Look at our commitment to 43 state parks, many of which rival the splendor of our national parks.

Look at our creation of the first state office of outdoor recreation in the country, whose primary purpose is to create, preserve, and promote access to our public lands.

Look at our annual three million dollar promotion of Utah's National Parks.

Look at how we actively facilitated access to outdoor recreation opportunities on public land, even amidst a federal government shutdown.

Look at the tens of millions of dollars Utah and its partners spend to improve habitat, eliminate invasive species and improve the range for thriving herds of bighorn sheep, bison, deer, elk and pronghorn.

Look at our efforts to establish conservation easements on private land in sensitive areas under threat of development. The Wilcox Ranch near Nine Mile Canyon is a prime example of this.

Each of these investments has yielded an outdoor experience that is unparalleled in the continental United States, and each shows that we are absolutely committed to the preservation and enhancement of our public land heritage for all.

Yes, there are meaningful differences of opinion about best land management practices and uses. But I believe we can find the optimal balance.

When we face challenging and complex issues and emotions are high, I believe the best way to move forward is to take a deep breath — and in this case maybe two or three deep breaths — then sit down and engage in constructive dialogue.

This latest controversy about Utah's commitment to our public lands is one where rhetoric and posturing from both sides may have outpaced rational thought, productive discussion and civility. We cannot force simplistic solutions to these complex issues through ultimatums, boycotts and press releases.

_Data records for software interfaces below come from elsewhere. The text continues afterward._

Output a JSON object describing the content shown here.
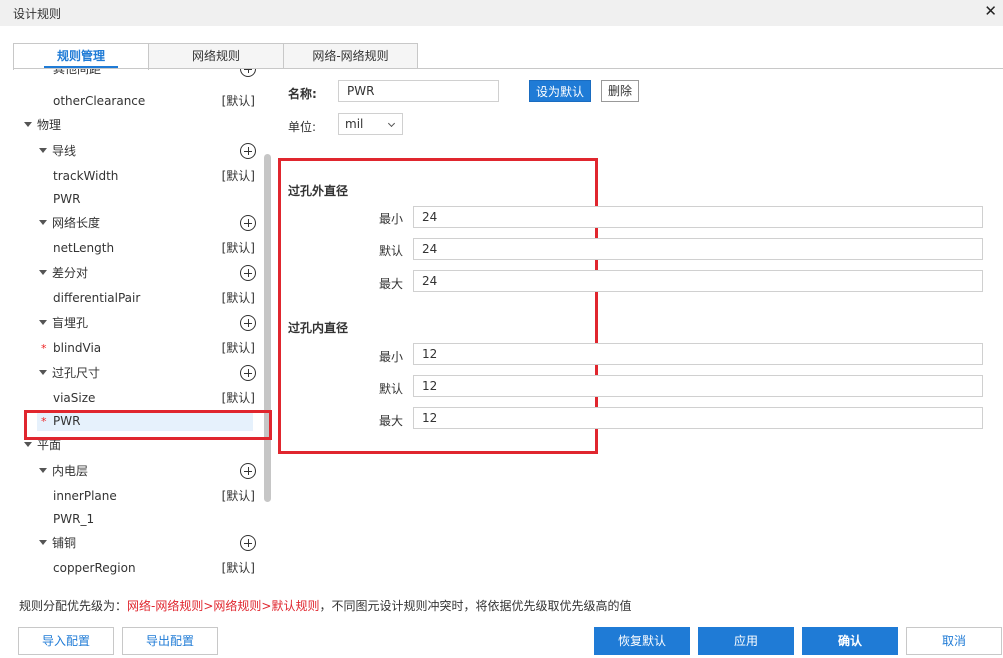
{
  "window": {
    "title": "设计规则",
    "close": "✕"
  },
  "tabs": [
    "规则管理",
    "网络规则",
    "网络-网络规则"
  ],
  "tree": {
    "top_partial": "其他间距",
    "rows": [
      {
        "label": "otherClearance",
        "tag": "[默认]"
      },
      {
        "label": "物理"
      },
      {
        "label": "导线"
      },
      {
        "label": "trackWidth",
        "tag": "[默认]"
      },
      {
        "label": "PWR"
      },
      {
        "label": "网络长度"
      },
      {
        "label": "netLength",
        "tag": "[默认]"
      },
      {
        "label": "差分对"
      },
      {
        "label": "differentialPair",
        "tag": "[默认]"
      },
      {
        "label": "盲埋孔"
      },
      {
        "label": "blindVia",
        "tag": "[默认]",
        "star": "*"
      },
      {
        "label": "过孔尺寸"
      },
      {
        "label": "viaSize",
        "tag": "[默认]"
      },
      {
        "label": "PWR",
        "star": "*"
      },
      {
        "label": "平面"
      },
      {
        "label": "内电层"
      },
      {
        "label": "innerPlane",
        "tag": "[默认]"
      },
      {
        "label": "PWR_1"
      },
      {
        "label": "铺铜"
      },
      {
        "label": "copperRegion",
        "tag": "[默认]"
      }
    ]
  },
  "form": {
    "name_label": "名称:",
    "name_value": "PWR",
    "set_default": "设为默认",
    "delete": "删除",
    "unit_label": "单位:",
    "unit_value": "mil",
    "outer": {
      "title": "过孔外直径",
      "min_label": "最小",
      "min": "24",
      "def_label": "默认",
      "def": "24",
      "max_label": "最大",
      "max": "24"
    },
    "inner": {
      "title": "过孔内直径",
      "min_label": "最小",
      "min": "12",
      "def_label": "默认",
      "def": "12",
      "max_label": "最大",
      "max": "12"
    }
  },
  "note": {
    "prefix": "规则分配优先级为：",
    "priority": "网络-网络规则>网络规则>默认规则",
    "suffix": "，不同图元设计规则冲突时，将依据优先级取优先级高的值"
  },
  "footer": {
    "import": "导入配置",
    "export": "导出配置",
    "restore": "恢复默认",
    "apply": "应用",
    "confirm": "确认",
    "cancel": "取消"
  },
  "colors": {
    "accent": "#1f7bd6",
    "highlight": "#e0262e"
  }
}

Consequently, I have invited and will meet as soon as possible with leaders in the outdoor recreation community to listen to their concerns.

When I first became governor, I promised that Utah would discover unlimited opportunities through unprecedented partnerships. I look forward to partnering more closely with our outdoor recreation community in order to discover the best opportunities for the preservation and access to Utah's singular, and singularly important public lands.

Gary R. Herbert is the 17th governor of Utah.